* _To do_
If a line contains the word "간편인증", include it in the count; state how many such lines the listing has and nothing else.

──────── The records ────────

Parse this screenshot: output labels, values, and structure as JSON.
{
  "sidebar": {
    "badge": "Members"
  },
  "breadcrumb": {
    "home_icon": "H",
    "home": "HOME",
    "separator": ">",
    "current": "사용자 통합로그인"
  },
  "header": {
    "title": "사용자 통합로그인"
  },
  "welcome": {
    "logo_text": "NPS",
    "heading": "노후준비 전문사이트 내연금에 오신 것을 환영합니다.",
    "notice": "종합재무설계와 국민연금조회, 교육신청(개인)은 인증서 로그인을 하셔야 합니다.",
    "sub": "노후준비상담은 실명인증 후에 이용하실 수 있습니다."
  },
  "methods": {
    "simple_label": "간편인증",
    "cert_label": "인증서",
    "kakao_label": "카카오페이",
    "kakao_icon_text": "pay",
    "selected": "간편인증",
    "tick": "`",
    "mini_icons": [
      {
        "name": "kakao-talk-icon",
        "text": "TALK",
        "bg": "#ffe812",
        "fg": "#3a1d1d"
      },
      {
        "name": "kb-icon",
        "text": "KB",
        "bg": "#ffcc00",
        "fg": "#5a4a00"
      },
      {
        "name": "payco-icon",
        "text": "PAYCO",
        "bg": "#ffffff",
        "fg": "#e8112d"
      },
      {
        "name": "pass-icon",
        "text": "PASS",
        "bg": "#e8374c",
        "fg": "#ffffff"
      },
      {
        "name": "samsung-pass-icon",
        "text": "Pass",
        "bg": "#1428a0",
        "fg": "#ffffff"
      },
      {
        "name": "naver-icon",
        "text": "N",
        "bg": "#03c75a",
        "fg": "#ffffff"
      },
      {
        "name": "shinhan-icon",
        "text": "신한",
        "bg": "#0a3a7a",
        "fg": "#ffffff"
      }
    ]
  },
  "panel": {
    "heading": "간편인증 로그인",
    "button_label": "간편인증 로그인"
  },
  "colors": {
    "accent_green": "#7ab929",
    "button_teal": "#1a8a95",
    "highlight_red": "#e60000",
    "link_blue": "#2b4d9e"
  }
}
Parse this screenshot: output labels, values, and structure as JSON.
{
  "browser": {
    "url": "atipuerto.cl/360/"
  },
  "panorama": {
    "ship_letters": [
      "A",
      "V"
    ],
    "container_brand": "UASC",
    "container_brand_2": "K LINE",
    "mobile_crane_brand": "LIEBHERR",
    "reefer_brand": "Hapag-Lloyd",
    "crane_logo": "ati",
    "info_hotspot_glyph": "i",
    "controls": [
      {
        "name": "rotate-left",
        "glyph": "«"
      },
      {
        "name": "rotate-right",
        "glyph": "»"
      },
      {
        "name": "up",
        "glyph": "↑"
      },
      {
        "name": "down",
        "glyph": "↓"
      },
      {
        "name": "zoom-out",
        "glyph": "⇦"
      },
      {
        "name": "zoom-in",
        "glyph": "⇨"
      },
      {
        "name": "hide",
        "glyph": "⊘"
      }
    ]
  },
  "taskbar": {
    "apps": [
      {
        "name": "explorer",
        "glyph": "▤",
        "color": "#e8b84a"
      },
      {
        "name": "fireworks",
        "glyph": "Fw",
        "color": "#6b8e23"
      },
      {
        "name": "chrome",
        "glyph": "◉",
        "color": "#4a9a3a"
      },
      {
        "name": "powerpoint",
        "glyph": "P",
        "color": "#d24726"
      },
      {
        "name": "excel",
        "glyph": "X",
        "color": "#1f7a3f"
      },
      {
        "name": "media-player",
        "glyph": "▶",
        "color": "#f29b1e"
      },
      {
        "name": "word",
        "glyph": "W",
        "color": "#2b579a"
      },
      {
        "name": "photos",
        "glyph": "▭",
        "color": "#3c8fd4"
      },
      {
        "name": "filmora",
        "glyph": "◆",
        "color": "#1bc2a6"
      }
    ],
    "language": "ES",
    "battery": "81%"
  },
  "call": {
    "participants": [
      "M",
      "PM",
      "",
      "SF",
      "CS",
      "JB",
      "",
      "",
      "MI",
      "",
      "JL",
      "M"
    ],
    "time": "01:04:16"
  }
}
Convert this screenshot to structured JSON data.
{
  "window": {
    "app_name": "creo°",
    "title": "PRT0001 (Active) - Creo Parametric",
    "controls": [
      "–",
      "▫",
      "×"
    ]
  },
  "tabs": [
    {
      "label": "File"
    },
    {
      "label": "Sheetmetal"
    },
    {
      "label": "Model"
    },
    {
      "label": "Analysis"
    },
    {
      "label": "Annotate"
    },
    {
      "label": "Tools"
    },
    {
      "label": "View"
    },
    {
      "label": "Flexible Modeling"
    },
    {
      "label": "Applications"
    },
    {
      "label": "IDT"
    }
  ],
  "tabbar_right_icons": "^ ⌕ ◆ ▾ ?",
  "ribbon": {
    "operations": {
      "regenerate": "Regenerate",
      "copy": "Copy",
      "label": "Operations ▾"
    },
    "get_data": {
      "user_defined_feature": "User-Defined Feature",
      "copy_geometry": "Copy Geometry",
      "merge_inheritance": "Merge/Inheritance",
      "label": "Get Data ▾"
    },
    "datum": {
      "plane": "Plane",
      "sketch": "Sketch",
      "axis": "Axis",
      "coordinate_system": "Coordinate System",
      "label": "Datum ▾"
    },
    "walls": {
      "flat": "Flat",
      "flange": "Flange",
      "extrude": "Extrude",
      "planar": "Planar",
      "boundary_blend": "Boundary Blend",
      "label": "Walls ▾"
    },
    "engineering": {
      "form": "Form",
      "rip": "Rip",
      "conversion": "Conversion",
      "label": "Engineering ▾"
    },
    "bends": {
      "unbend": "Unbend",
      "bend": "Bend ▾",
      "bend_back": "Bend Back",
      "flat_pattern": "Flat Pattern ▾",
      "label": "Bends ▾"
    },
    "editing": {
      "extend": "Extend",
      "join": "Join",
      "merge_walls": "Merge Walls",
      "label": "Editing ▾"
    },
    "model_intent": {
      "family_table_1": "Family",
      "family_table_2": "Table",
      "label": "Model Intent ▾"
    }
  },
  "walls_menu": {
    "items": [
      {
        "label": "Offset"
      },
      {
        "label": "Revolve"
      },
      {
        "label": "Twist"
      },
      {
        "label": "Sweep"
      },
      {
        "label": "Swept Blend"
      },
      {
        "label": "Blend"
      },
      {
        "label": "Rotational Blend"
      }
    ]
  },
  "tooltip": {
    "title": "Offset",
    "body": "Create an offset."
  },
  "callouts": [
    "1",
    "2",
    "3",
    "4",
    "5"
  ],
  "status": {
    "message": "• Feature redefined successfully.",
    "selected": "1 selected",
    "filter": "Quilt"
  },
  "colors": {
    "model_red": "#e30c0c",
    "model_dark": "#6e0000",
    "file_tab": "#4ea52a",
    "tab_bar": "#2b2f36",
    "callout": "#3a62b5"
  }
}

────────

* _Solution to the exercise_
4